Bring the electorate back into the deal and provide voters with both a carrot and a stick

If you missed it, and you want a reliable account of that ‘agreement that wasn’t an agreement’ let Brian Rowan take you through it in his usual careful and measured way…

The only aspect of it that seems well worked is the language section (a milk and water version, according to Rick Wilford) and the breaking point there seems to be that the DUP won’t sign up to a stand-alone Irish Language Act.

Nothing on the petition of concern, a committee to deal with a Human Rights Act (which the two parties have already tried twice and failed), nothing on equal marriage, and a promise of negotiation on a military covenant.

Richard Haass is also worth listening to for his reading that none of this is about what it seems..

In particular…

When I was involved in the talks the Irish language issue was really a tertiary issue at most. It is interesting that it seems to have come to the fore here. One of the questions I would have is is this really about the Irish language issue?

It’s not as that many more people have become fluent in the language, or has this become a proxy for both sides for the problems between the north and the republic or the relationship between Northern Ireland and the rest of the UK.

And reflecting on his experience from before…

There was certainly a lack of empathy, and a lack of a willingness to walk in the other person’s shoes, always a tremendous sense of baggage from the past, of a bitterness.

It was very hard for them not to recount all the slights and injustices as they perceived them from the past and, to put it bluntly, to get on with it.

Would an independent chair make a difference? He shrugs and points out that such a chair can only add 5% to the outcome and that “negotiations only success if the parties are willing and able to compromise.”

I demur slightly at Brian’s optimism. The half-life of any signed agreement between these two parties is vanishingly short. Haass rightly locates the real problem as being beyond any issue currently being talked about.

Mary Lou’s pugnacious accusation this evening that Theresa May is refusing to take on the DUP has a distinct ring of all our yesterdays.
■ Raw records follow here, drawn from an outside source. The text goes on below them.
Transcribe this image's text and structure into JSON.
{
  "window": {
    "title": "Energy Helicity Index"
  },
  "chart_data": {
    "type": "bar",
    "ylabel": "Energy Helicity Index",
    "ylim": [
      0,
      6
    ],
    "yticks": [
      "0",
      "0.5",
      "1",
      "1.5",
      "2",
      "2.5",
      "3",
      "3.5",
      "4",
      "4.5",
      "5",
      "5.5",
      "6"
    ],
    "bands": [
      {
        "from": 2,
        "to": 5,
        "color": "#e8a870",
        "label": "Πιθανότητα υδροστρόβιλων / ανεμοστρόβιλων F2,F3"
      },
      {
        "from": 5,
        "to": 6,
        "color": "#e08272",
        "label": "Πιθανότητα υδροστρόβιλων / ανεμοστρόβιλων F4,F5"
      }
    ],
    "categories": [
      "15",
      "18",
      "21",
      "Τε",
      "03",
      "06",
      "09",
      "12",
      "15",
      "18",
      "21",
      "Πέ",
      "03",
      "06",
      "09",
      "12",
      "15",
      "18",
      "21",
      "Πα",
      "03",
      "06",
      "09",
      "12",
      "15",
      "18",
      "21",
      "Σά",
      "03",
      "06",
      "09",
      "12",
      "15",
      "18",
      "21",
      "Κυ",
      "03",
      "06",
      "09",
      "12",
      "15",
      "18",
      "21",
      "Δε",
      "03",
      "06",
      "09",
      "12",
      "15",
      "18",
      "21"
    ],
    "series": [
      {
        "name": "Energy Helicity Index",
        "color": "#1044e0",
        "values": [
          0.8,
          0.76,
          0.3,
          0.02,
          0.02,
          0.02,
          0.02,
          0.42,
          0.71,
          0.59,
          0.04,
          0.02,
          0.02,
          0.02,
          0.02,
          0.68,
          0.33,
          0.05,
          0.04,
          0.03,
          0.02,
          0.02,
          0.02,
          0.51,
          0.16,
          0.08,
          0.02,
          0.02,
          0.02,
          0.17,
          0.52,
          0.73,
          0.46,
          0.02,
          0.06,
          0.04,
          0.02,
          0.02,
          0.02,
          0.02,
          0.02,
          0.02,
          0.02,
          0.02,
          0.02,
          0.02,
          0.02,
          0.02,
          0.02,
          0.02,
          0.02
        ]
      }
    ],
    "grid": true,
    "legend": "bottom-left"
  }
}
Though it’s more likely a crude attempt at upping the ante on the Taoiseach’s words earlier.

If there’s to be a forward gear in the apparatus of the Belfast Agreement, you have to deal with the extreme comfort the main players seem to be enjoying in not actually doing the jobs they’re elected to do.

The mechanism agreed at St Andrews means that neither party is under any real threat from a rival on their own side. But this appears to have to disincentivised both from taking any unnecessary risks.
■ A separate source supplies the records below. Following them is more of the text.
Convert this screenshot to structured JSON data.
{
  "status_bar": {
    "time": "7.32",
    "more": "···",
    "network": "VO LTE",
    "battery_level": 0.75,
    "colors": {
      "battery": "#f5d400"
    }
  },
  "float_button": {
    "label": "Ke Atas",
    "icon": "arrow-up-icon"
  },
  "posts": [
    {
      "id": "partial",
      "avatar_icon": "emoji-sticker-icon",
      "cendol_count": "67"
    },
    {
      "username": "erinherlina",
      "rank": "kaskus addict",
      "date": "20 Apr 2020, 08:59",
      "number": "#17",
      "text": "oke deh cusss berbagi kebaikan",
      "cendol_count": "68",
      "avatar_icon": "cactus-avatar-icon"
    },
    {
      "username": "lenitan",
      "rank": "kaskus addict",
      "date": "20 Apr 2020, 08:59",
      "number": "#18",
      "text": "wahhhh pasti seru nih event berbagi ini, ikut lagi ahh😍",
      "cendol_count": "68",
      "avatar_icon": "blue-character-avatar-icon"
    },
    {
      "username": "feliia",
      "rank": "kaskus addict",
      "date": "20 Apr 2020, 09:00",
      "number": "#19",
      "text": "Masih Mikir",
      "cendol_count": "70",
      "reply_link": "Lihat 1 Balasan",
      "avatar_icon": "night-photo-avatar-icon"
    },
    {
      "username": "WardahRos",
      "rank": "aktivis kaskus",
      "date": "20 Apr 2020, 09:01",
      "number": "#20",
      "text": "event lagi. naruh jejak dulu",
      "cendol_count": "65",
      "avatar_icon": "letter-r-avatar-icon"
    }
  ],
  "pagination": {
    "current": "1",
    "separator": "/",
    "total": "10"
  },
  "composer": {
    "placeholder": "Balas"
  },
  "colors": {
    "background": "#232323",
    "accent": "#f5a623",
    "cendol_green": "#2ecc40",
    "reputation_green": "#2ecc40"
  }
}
So Stormont is back on the bricks. For all the protests to the contrary, shouting loudly at the DUP and unionists in general, won’t get things moving again. It only popularises the resistance to an equitable deal.

The UK and Irish governments would be well advised to take time out and start addressing themselves as to how they fix the democracy-free zone that Stormont has gradually become. And when they come back, drop the laissez-faire approach.

And contrary to a too easily favoured myth, it’s not the fault of the voters either. St Andrews weighted all the options to a choice between the single largest tribal tribunes, banishing relevance from the other parties.

It ain’t working. And a return to the status quo ante (the avoidance of which constitute the most important blank pages in the draft agreement) cannot make it work either.

What might work is to face both with the jeopardy of an electoral system that brings the electorate back into the deal and provides both nationalist and unionist voters with an incentive to use the carrot and/or stick.

No hard border return for Northern Ireland – British concede over Brexit” by “No hard border return for Northern Ireland – British concede over Brexit” is licensed under “No hard border return for Northern Ireland – British concede over Brexit

Mick is founding editor of Slugger. He has written papers on the impacts of the Internet on politics and the wider media and is a regular guest and speaking events across Ireland, the UK and Europe. Twitter: @MickFealty